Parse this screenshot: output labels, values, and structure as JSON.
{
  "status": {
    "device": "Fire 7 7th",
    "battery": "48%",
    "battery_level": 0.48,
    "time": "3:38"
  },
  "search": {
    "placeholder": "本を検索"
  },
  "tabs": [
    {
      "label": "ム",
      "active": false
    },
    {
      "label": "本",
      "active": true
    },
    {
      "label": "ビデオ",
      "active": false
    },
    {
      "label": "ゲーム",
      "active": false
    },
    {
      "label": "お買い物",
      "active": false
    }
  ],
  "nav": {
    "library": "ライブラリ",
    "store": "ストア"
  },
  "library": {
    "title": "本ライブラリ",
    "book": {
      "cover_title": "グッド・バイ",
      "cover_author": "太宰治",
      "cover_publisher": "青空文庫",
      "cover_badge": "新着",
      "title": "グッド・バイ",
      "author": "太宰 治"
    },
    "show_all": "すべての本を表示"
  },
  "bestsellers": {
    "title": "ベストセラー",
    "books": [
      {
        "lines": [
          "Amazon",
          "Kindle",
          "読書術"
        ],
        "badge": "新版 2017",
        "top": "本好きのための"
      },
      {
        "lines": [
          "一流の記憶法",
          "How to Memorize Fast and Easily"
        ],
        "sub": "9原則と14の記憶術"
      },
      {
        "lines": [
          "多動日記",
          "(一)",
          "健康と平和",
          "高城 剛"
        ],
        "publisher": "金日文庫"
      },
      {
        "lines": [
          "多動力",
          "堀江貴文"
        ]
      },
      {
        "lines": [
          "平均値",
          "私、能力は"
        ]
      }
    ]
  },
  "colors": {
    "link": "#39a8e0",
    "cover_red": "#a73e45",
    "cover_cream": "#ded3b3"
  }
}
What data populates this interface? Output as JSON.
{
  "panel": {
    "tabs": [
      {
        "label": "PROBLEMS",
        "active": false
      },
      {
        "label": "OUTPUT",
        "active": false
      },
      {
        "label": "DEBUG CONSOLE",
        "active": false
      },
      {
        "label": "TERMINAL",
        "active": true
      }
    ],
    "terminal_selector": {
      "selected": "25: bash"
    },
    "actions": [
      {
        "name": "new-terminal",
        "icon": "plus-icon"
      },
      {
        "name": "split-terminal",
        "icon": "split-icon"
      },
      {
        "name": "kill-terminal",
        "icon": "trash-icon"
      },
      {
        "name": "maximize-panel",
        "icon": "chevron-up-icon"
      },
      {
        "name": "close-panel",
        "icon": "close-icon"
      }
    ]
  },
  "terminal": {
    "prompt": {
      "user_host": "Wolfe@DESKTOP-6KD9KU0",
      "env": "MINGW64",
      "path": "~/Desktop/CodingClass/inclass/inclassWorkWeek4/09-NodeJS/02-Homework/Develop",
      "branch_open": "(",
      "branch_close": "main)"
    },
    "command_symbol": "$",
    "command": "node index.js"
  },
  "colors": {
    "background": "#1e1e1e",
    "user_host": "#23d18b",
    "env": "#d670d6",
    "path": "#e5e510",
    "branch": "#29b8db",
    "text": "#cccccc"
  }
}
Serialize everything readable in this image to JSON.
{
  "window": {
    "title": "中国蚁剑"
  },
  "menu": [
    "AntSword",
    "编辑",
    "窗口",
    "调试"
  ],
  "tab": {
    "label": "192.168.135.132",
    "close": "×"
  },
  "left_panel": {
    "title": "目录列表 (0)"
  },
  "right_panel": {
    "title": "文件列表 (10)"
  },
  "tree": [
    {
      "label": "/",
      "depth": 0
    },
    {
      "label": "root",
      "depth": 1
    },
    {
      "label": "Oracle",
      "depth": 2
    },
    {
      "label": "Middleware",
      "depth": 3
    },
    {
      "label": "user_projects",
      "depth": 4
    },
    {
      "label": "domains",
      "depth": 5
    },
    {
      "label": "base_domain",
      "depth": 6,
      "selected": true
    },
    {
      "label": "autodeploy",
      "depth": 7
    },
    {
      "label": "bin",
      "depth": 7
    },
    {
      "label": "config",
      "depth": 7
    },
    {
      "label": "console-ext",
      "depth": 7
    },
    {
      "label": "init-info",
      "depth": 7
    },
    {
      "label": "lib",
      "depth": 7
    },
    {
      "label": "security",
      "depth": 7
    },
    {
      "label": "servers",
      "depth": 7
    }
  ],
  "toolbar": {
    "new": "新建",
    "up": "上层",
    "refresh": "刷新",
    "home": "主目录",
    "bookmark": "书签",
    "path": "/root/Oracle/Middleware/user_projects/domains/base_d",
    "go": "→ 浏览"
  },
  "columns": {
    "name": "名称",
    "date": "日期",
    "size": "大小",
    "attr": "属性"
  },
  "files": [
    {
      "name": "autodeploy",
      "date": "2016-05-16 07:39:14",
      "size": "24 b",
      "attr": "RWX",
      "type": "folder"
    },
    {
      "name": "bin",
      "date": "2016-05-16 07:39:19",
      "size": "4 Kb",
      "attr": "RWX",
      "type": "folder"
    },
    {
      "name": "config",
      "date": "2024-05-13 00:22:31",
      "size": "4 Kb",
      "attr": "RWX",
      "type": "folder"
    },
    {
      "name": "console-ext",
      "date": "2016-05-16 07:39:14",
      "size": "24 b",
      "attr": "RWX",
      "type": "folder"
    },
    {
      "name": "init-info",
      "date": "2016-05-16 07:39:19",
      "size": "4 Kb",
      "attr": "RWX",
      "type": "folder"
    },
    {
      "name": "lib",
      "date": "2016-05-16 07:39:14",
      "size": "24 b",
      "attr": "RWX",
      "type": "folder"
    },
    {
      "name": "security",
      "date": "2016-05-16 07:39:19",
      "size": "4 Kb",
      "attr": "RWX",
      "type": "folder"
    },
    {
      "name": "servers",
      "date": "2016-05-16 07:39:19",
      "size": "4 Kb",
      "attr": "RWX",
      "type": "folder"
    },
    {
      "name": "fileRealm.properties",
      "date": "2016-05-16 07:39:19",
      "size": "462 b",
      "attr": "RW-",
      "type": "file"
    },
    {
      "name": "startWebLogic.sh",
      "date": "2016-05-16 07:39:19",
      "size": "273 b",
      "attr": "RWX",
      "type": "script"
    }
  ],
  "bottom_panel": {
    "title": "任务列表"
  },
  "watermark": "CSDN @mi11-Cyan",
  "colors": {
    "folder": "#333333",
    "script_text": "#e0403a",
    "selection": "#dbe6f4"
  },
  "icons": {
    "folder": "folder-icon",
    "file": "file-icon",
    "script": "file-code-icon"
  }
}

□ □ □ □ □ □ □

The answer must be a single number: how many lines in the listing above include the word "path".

→ Worked solution: 3